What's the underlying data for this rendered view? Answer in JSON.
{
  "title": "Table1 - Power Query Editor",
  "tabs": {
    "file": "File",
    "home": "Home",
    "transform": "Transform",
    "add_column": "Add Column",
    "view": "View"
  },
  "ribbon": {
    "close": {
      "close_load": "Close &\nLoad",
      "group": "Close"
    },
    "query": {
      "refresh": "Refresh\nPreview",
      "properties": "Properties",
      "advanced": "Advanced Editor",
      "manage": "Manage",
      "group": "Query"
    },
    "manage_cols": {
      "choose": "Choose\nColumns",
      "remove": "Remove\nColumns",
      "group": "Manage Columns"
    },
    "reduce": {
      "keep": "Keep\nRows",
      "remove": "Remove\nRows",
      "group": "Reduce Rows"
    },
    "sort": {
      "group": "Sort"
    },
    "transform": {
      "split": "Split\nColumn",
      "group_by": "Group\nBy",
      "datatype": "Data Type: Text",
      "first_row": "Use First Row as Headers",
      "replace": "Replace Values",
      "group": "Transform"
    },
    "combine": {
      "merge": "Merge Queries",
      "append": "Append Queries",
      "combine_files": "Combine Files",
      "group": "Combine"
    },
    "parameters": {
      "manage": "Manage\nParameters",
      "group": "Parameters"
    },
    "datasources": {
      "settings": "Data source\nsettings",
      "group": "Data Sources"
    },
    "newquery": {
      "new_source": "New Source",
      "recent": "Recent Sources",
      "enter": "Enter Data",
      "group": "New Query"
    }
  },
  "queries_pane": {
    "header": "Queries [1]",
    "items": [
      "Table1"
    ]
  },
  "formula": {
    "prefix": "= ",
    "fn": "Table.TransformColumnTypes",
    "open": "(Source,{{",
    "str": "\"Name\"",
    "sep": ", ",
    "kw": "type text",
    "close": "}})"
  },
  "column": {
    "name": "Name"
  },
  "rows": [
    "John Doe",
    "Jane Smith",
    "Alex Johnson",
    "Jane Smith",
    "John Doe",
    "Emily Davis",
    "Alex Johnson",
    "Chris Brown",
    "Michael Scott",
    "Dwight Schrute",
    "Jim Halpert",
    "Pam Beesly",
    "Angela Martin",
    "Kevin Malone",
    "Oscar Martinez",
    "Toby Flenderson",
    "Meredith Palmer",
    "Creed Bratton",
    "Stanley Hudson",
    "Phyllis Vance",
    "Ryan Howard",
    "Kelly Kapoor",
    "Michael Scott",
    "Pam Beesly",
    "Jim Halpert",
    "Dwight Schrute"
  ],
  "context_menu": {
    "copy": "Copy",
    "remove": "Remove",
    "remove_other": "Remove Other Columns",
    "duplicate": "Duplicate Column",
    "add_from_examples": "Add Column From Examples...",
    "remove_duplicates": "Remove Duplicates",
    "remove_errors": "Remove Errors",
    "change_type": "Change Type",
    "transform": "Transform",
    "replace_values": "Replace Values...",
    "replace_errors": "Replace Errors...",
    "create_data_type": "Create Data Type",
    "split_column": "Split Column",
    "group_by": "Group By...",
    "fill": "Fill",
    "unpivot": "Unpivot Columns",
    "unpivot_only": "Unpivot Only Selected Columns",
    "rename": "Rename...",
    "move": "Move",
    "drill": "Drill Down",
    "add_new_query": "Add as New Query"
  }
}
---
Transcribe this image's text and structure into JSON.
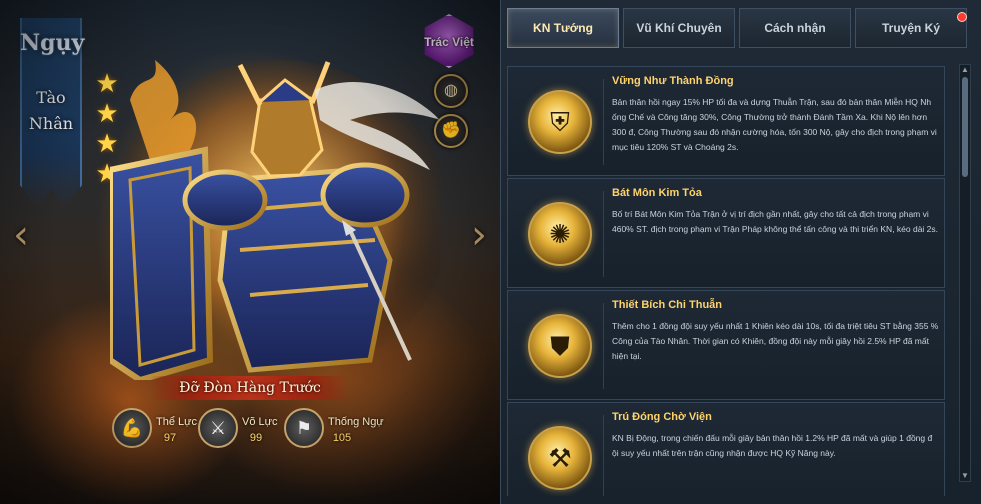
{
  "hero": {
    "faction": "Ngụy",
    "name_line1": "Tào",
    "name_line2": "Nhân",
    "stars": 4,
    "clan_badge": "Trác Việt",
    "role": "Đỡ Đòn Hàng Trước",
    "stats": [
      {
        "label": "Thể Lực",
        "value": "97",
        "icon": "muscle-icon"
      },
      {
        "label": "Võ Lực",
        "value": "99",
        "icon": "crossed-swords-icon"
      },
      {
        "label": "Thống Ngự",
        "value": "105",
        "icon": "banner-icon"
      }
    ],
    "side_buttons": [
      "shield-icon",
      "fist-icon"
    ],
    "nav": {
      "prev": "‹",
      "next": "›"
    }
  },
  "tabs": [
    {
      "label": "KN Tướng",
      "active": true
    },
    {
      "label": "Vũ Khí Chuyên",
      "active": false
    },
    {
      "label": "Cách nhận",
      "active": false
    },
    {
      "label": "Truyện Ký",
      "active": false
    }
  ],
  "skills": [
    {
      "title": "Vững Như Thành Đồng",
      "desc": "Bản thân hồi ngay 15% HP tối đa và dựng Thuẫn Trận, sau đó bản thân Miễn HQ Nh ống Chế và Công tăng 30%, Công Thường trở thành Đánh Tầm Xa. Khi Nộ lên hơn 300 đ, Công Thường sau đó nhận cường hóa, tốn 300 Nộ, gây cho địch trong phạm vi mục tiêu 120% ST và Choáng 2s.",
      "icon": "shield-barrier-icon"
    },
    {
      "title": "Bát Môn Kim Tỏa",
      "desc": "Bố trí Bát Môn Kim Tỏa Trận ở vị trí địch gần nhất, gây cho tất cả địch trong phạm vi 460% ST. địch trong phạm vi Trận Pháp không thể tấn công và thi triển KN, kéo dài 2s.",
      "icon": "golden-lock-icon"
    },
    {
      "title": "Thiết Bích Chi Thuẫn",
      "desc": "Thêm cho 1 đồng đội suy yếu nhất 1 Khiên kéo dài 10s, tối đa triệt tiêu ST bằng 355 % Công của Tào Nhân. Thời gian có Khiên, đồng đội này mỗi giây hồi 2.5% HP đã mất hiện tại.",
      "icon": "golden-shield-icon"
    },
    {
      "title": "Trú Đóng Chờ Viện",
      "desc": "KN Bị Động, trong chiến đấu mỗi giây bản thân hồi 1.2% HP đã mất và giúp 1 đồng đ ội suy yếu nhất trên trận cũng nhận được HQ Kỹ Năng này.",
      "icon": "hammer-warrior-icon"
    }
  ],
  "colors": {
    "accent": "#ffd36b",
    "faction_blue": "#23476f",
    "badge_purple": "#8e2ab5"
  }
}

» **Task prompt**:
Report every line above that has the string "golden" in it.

» **Answer to this problem**:
      "icon": "golden-lock-icon"
      "icon": "golden-shield-icon"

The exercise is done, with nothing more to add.